**PROBLEM STATEMENT**
The lines of the records that include "JSON" should all be copied.

(Dataset excerpts)

== == ==

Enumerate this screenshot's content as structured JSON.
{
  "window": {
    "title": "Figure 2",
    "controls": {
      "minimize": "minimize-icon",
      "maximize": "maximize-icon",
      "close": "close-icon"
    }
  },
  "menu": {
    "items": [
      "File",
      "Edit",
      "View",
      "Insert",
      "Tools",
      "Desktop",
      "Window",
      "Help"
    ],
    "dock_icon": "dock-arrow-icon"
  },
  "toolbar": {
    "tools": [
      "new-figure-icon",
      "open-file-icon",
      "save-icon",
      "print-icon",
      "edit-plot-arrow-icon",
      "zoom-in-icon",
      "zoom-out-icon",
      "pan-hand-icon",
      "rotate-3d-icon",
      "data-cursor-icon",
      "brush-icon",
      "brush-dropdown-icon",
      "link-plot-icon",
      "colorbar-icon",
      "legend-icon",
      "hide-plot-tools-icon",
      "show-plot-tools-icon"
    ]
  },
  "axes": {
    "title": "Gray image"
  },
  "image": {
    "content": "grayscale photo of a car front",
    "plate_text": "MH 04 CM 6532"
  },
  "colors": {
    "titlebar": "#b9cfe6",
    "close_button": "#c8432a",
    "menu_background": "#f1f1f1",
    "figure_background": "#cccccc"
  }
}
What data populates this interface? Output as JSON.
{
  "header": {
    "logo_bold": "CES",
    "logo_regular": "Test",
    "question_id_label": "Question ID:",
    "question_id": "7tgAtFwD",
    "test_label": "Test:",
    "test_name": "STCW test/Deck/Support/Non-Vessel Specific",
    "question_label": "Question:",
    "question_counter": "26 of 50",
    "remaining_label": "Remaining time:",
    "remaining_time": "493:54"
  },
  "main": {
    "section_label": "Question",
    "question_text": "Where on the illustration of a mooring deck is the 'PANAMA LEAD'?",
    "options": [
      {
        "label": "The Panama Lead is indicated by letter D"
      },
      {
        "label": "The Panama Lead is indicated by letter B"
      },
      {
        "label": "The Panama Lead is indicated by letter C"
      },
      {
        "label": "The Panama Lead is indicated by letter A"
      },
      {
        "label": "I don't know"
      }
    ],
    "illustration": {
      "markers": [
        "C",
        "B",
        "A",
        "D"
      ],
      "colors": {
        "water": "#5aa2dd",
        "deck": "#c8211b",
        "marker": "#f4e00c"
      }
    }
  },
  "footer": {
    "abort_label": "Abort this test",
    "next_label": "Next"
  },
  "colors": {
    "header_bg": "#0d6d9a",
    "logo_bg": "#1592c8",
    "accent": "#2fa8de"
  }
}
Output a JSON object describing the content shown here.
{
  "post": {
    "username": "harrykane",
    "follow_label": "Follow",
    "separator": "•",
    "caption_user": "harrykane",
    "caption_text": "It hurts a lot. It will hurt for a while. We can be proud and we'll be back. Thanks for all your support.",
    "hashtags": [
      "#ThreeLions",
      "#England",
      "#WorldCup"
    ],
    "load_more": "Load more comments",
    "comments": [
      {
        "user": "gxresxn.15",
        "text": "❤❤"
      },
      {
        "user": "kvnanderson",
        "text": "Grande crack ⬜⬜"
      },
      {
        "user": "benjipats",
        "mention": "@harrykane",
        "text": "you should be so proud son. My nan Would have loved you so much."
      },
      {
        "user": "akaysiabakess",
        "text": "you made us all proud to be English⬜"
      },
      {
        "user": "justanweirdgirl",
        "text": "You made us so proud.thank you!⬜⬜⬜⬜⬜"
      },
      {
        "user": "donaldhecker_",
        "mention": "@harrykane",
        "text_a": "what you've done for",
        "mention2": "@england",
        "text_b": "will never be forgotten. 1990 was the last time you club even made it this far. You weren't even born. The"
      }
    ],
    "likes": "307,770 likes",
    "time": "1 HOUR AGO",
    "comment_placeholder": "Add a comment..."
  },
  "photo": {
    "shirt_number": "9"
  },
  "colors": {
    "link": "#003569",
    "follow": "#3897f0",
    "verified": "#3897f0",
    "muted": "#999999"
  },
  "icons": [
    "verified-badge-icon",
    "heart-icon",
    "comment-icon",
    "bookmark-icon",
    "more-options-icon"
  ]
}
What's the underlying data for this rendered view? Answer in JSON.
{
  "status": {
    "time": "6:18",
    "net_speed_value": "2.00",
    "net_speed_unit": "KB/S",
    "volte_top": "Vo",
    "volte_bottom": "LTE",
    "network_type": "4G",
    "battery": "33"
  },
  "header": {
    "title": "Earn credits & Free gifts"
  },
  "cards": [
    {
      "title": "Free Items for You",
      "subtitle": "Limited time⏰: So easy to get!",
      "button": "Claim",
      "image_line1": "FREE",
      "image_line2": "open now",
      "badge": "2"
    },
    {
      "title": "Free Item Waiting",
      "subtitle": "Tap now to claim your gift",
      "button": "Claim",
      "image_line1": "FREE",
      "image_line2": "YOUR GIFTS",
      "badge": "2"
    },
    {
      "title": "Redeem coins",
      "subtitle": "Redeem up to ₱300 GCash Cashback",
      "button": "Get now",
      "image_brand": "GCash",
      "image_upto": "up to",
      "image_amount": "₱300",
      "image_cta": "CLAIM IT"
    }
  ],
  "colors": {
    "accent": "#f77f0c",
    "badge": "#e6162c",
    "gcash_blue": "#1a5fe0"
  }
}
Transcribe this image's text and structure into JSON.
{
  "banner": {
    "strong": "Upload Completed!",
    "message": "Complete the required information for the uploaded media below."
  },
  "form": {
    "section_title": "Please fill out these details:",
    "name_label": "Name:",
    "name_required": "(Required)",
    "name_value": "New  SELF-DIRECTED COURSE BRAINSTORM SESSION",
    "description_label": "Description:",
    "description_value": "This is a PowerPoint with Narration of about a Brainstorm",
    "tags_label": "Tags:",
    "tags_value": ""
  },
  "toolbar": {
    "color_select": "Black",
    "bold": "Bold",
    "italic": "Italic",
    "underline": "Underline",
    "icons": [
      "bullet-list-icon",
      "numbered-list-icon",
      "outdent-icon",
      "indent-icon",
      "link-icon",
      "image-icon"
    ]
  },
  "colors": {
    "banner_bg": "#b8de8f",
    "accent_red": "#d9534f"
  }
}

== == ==

**TASK RESULT**
Enumerate this screenshot's content as structured JSON.
What data populates this interface? Output as JSON.
Output a JSON object describing the content shown here.
What's the underlying data for this rendered view? Answer in JSON.
Transcribe this image's text and structure into JSON.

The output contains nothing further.